So which archaeological sites have been identified? The Beaufort Inlet Shipwreck in North Carolina has been the focus of many years of excavation and the results suggest it is likely the Queen Anne’s Revenge, flagship of the pirate Blackbeard.
Maritime archaeologists investigating the wreck of Captain Kidd’s ship. Image by Indiana University © University of Southampton, 2016
One of the most infamous pirates was Captain Kidd, who sailed with English permission to attack enemy vessels. However, when he finally captured a prize it was claimed that it was not an enemy vessel at all, making Kidd not a legal privateer but a pirate. Kidd was declared a pirate and summoned to court. Kidd took the prize’s French passes to prove his innocence, but they were misplaced by his business partner and Kidd was hung for piracy. While away at court his ship, the Quedagh Merchant, caught fire and sank in shallow water off the Dominican Republic, only to be found recently by maritime archaeologists at Indiana University.
Recently the shipwrecks of the most famous buccaneer of all, Captain Henry Morgan, were found in Panama. Morgan lost the five ships in bad weather while attacking forts on the Spanish Main.

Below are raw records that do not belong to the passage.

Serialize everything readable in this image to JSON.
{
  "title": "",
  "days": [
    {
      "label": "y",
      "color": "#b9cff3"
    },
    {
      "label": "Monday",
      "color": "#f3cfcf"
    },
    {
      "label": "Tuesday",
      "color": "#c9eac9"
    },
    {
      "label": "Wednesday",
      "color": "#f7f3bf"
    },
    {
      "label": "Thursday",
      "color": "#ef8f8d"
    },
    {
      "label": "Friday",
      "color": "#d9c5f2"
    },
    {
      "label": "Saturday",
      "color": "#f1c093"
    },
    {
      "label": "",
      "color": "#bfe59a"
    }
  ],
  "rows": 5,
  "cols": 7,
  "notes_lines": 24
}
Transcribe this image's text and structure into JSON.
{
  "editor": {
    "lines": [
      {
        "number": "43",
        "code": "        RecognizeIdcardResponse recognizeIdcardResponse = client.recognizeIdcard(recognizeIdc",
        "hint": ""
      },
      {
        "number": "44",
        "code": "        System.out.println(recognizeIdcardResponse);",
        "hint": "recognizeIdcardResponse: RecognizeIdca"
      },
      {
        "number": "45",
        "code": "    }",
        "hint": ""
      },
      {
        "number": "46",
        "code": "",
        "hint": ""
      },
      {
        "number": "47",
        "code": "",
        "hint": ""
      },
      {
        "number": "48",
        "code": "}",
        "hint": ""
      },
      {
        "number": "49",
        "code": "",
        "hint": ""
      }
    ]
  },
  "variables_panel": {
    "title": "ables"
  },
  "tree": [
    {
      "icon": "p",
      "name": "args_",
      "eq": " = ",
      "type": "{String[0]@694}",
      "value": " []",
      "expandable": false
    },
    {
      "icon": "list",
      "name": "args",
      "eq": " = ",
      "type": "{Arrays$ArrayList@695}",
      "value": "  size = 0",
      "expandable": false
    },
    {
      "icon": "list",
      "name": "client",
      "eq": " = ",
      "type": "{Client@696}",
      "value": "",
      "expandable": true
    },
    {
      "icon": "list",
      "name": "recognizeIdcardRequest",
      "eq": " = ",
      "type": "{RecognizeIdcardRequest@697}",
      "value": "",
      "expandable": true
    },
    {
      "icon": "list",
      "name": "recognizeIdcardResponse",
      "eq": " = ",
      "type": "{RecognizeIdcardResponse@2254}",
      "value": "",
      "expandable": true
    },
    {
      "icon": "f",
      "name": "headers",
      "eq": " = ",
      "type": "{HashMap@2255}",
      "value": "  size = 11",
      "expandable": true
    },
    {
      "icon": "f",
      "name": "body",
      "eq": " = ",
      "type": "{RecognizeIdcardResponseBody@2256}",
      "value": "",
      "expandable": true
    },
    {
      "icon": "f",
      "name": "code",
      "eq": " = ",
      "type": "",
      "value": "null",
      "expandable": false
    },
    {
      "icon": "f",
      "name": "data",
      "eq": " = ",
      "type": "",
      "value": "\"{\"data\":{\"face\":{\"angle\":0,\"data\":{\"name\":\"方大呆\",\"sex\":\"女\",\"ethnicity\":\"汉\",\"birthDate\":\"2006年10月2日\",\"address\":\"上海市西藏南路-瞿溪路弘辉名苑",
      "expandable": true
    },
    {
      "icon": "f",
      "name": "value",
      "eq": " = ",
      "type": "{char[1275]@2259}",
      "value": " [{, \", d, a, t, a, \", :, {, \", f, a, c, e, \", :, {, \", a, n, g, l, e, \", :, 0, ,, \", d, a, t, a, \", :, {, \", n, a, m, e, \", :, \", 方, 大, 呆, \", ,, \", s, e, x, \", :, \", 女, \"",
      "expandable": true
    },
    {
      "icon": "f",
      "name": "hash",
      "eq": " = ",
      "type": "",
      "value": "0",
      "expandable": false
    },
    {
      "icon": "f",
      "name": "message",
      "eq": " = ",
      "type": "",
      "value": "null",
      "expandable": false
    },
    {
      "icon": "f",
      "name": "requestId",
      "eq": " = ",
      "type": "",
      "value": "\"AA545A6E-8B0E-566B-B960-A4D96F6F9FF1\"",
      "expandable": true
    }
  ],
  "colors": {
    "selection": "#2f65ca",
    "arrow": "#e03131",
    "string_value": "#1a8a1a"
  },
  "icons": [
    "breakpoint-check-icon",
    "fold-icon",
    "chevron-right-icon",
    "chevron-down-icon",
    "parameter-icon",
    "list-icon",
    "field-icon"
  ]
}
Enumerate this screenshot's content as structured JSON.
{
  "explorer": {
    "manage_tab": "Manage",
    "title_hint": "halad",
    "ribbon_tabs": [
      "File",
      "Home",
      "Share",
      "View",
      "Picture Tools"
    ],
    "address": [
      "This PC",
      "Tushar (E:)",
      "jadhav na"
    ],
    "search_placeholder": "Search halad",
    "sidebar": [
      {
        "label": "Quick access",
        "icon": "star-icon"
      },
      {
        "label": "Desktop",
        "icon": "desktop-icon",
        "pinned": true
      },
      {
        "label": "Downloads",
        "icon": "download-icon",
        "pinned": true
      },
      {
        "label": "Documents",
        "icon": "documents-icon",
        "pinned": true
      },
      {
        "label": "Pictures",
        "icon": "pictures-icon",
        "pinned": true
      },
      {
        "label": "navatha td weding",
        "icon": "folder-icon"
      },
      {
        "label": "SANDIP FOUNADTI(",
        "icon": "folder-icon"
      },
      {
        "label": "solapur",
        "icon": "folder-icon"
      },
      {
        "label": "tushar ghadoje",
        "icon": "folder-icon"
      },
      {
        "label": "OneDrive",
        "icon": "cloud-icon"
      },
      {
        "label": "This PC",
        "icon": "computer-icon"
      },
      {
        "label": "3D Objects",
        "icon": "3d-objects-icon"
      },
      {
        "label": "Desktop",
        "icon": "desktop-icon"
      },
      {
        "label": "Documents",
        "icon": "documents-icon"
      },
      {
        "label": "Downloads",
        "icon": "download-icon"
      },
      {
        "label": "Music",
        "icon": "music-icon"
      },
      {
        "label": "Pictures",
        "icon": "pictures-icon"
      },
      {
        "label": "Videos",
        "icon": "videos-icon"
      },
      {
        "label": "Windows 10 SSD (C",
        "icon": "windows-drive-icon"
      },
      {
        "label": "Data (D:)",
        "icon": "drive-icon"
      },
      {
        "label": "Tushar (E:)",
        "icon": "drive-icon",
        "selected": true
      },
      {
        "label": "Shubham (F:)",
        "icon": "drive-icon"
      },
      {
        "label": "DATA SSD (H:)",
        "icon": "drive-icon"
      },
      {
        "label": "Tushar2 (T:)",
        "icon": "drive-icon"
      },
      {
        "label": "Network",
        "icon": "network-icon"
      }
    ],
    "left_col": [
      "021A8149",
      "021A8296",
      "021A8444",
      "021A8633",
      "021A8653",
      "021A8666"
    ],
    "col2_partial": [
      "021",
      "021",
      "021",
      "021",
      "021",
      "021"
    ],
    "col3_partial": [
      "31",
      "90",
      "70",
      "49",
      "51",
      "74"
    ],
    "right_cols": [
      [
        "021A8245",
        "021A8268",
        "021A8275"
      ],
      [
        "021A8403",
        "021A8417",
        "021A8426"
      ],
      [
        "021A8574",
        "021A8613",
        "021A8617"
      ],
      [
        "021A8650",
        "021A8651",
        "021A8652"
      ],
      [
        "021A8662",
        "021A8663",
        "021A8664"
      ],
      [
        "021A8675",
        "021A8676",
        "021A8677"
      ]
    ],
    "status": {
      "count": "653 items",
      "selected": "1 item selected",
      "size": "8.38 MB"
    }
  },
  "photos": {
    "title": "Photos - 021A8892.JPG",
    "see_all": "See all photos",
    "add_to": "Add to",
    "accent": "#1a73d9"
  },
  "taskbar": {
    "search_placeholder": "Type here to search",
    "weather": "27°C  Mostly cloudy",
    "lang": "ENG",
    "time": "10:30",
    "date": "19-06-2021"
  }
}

Think pirates only plied the seas? River pirates were notorious and deadly. As trade shifted from the Atlantic Ocean to the interior of North America, so too did piracy. The rivers of North America were open season by all kinds of criminals who eagerly attacked passing flatboats and steamboats. Pirate lairs have been found throughout the Ohio and Mississippi Rivers. River pirates had many different cons; some would open false taverns to draw ships close and murder the crew while they drank, others would wait for ships to dock at night and drill holes in their hulls so they sank, and more than a few posed as local pilots who claimed they could navigate hazards but crashed the ships into shore where their armed friends were waiting to attack.
What about buried treasure? Bad news: there is not much evidence that pirates buried treasure, other than a popular account of Captain Kidd hiding his treasure before reporting to court in New York. While there may not be treasure in the form of gold and silver, shipwrecks are buried treasure for archaeologists interested in how pirates lived and died, how they travelled, and what shipboard communities were like during these periods in time.
Dead men do tell tales, if you know how to read the evidence!
© University of Southampton, 2016